**MATERIAL FOR THIS TASK**
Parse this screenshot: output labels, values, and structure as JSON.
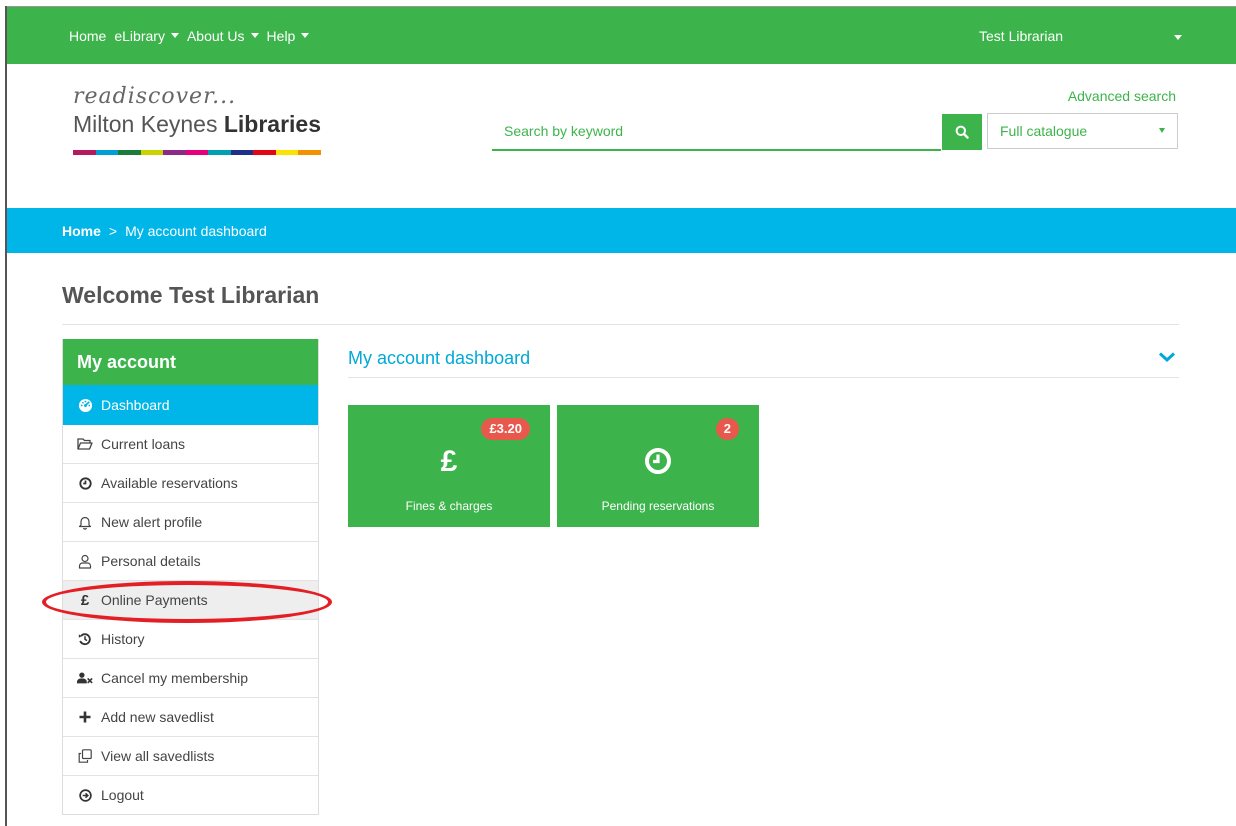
{
  "topnav": {
    "items": [
      {
        "label": "Home",
        "has_caret": false
      },
      {
        "label": "eLibrary",
        "has_caret": true
      },
      {
        "label": "About Us",
        "has_caret": true
      },
      {
        "label": "Help",
        "has_caret": true
      }
    ],
    "user": "Test Librarian",
    "color": "#3cb44b"
  },
  "logo": {
    "tagline": "readiscover...",
    "name_regular": "Milton Keynes ",
    "name_bold": "Libraries",
    "stripe_colors": [
      "#b5195f",
      "#00a0d6",
      "#1d7b3c",
      "#c8d400",
      "#8b2a8b",
      "#e6007e",
      "#00a0b0",
      "#1f2f8a",
      "#e30613",
      "#f9e300",
      "#f39200"
    ]
  },
  "search": {
    "placeholder": "Search by keyword",
    "scope_selected": "Full catalogue",
    "advanced_label": "Advanced search"
  },
  "breadcrumb": {
    "home": "Home",
    "separator": ">",
    "current": "My account dashboard"
  },
  "welcome": "Welcome Test Librarian",
  "sidebar": {
    "title": "My account",
    "items": [
      {
        "label": "Dashboard",
        "icon": "dashboard-icon",
        "active": true
      },
      {
        "label": "Current loans",
        "icon": "folder-open-icon"
      },
      {
        "label": "Available reservations",
        "icon": "clock-icon"
      },
      {
        "label": "New alert profile",
        "icon": "bell-icon"
      },
      {
        "label": "Personal details",
        "icon": "user-icon"
      },
      {
        "label": "Online Payments",
        "icon": "pound-icon",
        "highlighted": true
      },
      {
        "label": "History",
        "icon": "history-icon"
      },
      {
        "label": "Cancel my membership",
        "icon": "user-times-icon"
      },
      {
        "label": "Add new savedlist",
        "icon": "plus-icon"
      },
      {
        "label": "View all savedlists",
        "icon": "clone-icon"
      },
      {
        "label": "Logout",
        "icon": "arrow-circle-icon"
      }
    ]
  },
  "dashboard": {
    "title": "My account dashboard",
    "tiles": [
      {
        "label": "Fines & charges",
        "badge": "£3.20",
        "icon": "pound-icon",
        "glyph": "£"
      },
      {
        "label": "Pending reservations",
        "badge": "2",
        "icon": "clock-icon"
      }
    ]
  },
  "colors": {
    "green": "#3cb44b",
    "blue": "#00b5e8",
    "badge_red": "#e8584c",
    "annotation_red": "#e31e24"
  }
}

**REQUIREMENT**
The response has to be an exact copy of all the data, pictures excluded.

**RESULT OF THIS TASK**
Parse this screenshot: output labels, values, and structure as JSON.
{
  "topnav": {
    "items": [
      {
        "label": "Home",
        "has_caret": false
      },
      {
        "label": "eLibrary",
        "has_caret": true
      },
      {
        "label": "About Us",
        "has_caret": true
      },
      {
        "label": "Help",
        "has_caret": true
      }
    ],
    "user": "Test Librarian",
    "color": "#3cb44b"
  },
  "logo": {
    "tagline": "readiscover...",
    "name_regular": "Milton Keynes ",
    "name_bold": "Libraries",
    "stripe_colors": [
      "#b5195f",
      "#00a0d6",
      "#1d7b3c",
      "#c8d400",
      "#8b2a8b",
      "#e6007e",
      "#00a0b0",
      "#1f2f8a",
      "#e30613",
      "#f9e300",
      "#f39200"
    ]
  },
  "search": {
    "placeholder": "Search by keyword",
    "scope_selected": "Full catalogue",
    "advanced_label": "Advanced search"
  },
  "breadcrumb": {
    "home": "Home",
    "separator": ">",
    "current": "My account dashboard"
  },
  "welcome": "Welcome Test Librarian",
  "sidebar": {
    "title": "My account",
    "items": [
      {
        "label": "Dashboard",
        "icon": "dashboard-icon",
        "active": true
      },
      {
        "label": "Current loans",
        "icon": "folder-open-icon"
      },
      {
        "label": "Available reservations",
        "icon": "clock-icon"
      },
      {
        "label": "New alert profile",
        "icon": "bell-icon"
      },
      {
        "label": "Personal details",
        "icon": "user-icon"
      },
      {
        "label": "Online Payments",
        "icon": "pound-icon",
        "highlighted": true
      },
      {
        "label": "History",
        "icon": "history-icon"
      },
      {
        "label": "Cancel my membership",
        "icon": "user-times-icon"
      },
      {
        "label": "Add new savedlist",
        "icon": "plus-icon"
      },
      {
        "label": "View all savedlists",
        "icon": "clone-icon"
      },
      {
        "label": "Logout",
        "icon": "arrow-circle-icon"
      }
    ]
  },
  "dashboard": {
    "title": "My account dashboard",
    "tiles": [
      {
        "label": "Fines & charges",
        "badge": "£3.20",
        "icon": "pound-icon",
        "glyph": "£"
      },
      {
        "label": "Pending reservations",
        "badge": "2",
        "icon": "clock-icon"
      }
    ]
  },
  "colors": {
    "green": "#3cb44b",
    "blue": "#00b5e8",
    "badge_red": "#e8584c",
    "annotation_red": "#e31e24"
  }
}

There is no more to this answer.